**Task instructions**. Reproduce every line in the listing that contains the word "label".

**Provided data**.
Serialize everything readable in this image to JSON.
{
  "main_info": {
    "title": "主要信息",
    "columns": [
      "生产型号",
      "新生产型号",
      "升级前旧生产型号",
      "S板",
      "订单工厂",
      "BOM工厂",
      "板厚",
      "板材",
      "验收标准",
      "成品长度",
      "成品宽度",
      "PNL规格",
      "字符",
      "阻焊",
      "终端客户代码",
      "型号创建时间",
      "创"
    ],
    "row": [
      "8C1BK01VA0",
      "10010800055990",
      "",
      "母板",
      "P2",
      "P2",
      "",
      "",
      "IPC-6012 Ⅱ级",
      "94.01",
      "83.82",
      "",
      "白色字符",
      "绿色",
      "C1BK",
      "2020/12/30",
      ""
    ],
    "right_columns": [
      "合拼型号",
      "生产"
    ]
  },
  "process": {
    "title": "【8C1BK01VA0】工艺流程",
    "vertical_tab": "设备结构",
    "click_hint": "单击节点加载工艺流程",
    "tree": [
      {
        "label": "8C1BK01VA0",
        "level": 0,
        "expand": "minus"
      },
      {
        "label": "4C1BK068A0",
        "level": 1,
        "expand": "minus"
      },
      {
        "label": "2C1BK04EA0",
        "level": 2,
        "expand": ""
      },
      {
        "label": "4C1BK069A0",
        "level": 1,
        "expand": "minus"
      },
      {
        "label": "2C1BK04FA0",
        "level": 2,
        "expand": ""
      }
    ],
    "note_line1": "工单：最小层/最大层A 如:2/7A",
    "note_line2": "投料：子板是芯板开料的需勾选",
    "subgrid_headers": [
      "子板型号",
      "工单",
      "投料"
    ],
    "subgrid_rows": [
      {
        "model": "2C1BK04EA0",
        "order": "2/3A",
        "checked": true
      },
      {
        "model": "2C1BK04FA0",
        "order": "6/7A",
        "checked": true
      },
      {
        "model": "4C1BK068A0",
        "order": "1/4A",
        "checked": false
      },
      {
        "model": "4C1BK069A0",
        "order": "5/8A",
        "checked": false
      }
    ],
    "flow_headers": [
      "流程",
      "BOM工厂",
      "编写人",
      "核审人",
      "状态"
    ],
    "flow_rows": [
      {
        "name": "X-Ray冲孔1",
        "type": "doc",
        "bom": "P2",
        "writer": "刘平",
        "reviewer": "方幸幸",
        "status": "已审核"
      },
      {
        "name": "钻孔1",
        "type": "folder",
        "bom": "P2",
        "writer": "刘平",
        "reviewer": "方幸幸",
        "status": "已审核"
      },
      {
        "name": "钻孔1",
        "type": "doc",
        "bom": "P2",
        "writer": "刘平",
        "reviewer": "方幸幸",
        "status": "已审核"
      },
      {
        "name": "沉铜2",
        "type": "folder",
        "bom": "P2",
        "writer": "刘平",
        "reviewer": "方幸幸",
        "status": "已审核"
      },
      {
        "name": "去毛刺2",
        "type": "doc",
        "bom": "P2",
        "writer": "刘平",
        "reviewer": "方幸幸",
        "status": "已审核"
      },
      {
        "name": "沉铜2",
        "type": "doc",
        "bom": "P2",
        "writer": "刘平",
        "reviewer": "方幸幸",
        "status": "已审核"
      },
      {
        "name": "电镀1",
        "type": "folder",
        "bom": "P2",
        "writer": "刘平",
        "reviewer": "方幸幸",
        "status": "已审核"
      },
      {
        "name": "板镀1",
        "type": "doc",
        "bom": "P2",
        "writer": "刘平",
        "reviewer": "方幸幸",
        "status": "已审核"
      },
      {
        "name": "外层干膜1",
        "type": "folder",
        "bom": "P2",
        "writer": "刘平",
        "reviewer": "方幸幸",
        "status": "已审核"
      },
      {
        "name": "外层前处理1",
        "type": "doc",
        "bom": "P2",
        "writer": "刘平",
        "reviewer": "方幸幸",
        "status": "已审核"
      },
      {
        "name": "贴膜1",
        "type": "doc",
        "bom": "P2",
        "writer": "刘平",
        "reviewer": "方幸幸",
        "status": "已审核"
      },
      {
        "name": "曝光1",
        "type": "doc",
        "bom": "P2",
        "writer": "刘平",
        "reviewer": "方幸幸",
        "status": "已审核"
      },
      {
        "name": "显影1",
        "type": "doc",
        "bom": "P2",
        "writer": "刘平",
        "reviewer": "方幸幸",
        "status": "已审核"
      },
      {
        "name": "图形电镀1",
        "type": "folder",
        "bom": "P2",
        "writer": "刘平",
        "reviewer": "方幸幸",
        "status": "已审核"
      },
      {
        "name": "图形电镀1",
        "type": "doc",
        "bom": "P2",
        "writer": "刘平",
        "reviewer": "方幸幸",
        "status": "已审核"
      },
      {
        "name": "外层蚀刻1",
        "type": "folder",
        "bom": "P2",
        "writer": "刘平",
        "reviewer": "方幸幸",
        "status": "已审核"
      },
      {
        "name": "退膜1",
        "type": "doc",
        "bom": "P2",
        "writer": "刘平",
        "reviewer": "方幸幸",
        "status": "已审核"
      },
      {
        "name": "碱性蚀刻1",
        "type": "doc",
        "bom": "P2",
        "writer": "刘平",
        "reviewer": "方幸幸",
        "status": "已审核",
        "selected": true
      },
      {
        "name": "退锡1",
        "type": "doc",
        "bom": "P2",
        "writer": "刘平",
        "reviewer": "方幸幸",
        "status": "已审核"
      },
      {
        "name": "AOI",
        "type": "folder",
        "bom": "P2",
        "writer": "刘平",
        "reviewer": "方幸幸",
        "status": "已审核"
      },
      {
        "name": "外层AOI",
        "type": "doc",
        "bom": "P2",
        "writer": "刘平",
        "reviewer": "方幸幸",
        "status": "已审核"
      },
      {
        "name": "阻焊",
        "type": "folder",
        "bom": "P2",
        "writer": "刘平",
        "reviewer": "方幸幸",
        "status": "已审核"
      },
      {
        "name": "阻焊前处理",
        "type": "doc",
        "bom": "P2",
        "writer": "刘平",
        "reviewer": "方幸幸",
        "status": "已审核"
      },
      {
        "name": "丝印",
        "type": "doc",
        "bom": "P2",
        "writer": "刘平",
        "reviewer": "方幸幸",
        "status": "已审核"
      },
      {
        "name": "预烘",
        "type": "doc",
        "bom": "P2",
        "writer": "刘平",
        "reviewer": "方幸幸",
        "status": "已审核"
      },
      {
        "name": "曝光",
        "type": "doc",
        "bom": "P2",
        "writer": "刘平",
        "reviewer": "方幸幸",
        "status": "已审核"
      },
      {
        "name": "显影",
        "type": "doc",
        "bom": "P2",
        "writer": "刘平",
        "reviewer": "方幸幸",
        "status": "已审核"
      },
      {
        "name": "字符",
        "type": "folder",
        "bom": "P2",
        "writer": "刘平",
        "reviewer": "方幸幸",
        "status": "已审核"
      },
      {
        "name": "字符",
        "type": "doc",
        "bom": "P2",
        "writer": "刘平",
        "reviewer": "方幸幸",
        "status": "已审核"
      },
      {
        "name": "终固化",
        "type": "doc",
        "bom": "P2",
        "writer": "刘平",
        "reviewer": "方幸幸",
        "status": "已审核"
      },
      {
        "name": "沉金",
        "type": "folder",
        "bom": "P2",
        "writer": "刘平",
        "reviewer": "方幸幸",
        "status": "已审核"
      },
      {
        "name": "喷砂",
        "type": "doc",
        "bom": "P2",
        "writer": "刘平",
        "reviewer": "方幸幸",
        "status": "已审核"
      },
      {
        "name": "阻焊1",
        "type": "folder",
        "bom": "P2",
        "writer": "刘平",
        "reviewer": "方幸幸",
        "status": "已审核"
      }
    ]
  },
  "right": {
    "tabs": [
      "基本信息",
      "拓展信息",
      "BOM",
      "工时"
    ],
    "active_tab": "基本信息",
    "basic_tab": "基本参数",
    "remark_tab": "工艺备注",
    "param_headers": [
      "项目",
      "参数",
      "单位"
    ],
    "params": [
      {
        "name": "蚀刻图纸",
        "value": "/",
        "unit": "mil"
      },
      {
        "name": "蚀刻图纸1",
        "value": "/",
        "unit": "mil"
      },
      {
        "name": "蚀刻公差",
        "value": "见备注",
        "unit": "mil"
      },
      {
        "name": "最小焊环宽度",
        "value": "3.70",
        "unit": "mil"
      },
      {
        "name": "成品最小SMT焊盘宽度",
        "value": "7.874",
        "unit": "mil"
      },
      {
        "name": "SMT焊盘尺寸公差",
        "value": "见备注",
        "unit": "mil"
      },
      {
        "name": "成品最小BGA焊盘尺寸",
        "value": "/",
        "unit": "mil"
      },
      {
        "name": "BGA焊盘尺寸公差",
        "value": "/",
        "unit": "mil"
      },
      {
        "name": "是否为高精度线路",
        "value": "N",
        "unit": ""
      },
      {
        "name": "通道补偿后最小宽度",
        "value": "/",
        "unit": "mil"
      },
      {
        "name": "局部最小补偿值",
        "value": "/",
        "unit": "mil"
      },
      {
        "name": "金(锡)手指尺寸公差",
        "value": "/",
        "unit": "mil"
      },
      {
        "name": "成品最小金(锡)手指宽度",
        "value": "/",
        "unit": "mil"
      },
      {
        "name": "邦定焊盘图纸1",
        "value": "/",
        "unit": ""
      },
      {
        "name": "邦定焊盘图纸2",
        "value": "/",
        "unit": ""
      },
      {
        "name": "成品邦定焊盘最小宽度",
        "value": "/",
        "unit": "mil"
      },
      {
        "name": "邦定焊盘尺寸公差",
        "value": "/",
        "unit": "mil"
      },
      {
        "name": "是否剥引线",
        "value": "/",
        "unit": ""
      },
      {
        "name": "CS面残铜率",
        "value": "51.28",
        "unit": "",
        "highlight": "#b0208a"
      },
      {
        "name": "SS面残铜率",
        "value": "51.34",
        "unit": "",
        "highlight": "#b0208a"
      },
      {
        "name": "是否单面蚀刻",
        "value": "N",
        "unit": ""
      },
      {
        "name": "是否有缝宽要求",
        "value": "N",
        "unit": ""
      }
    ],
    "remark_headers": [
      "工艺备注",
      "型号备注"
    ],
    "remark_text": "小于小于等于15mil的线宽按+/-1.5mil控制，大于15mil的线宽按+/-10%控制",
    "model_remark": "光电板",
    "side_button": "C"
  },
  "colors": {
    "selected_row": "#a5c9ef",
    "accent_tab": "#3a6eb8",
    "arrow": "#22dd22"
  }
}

**Output for this task**.
        "label": "8C1BK01VA0",
        "label": "4C1BK068A0",
        "label": "2C1BK04EA0",
        "label": "4C1BK069A0",
        "label": "2C1BK04FA0",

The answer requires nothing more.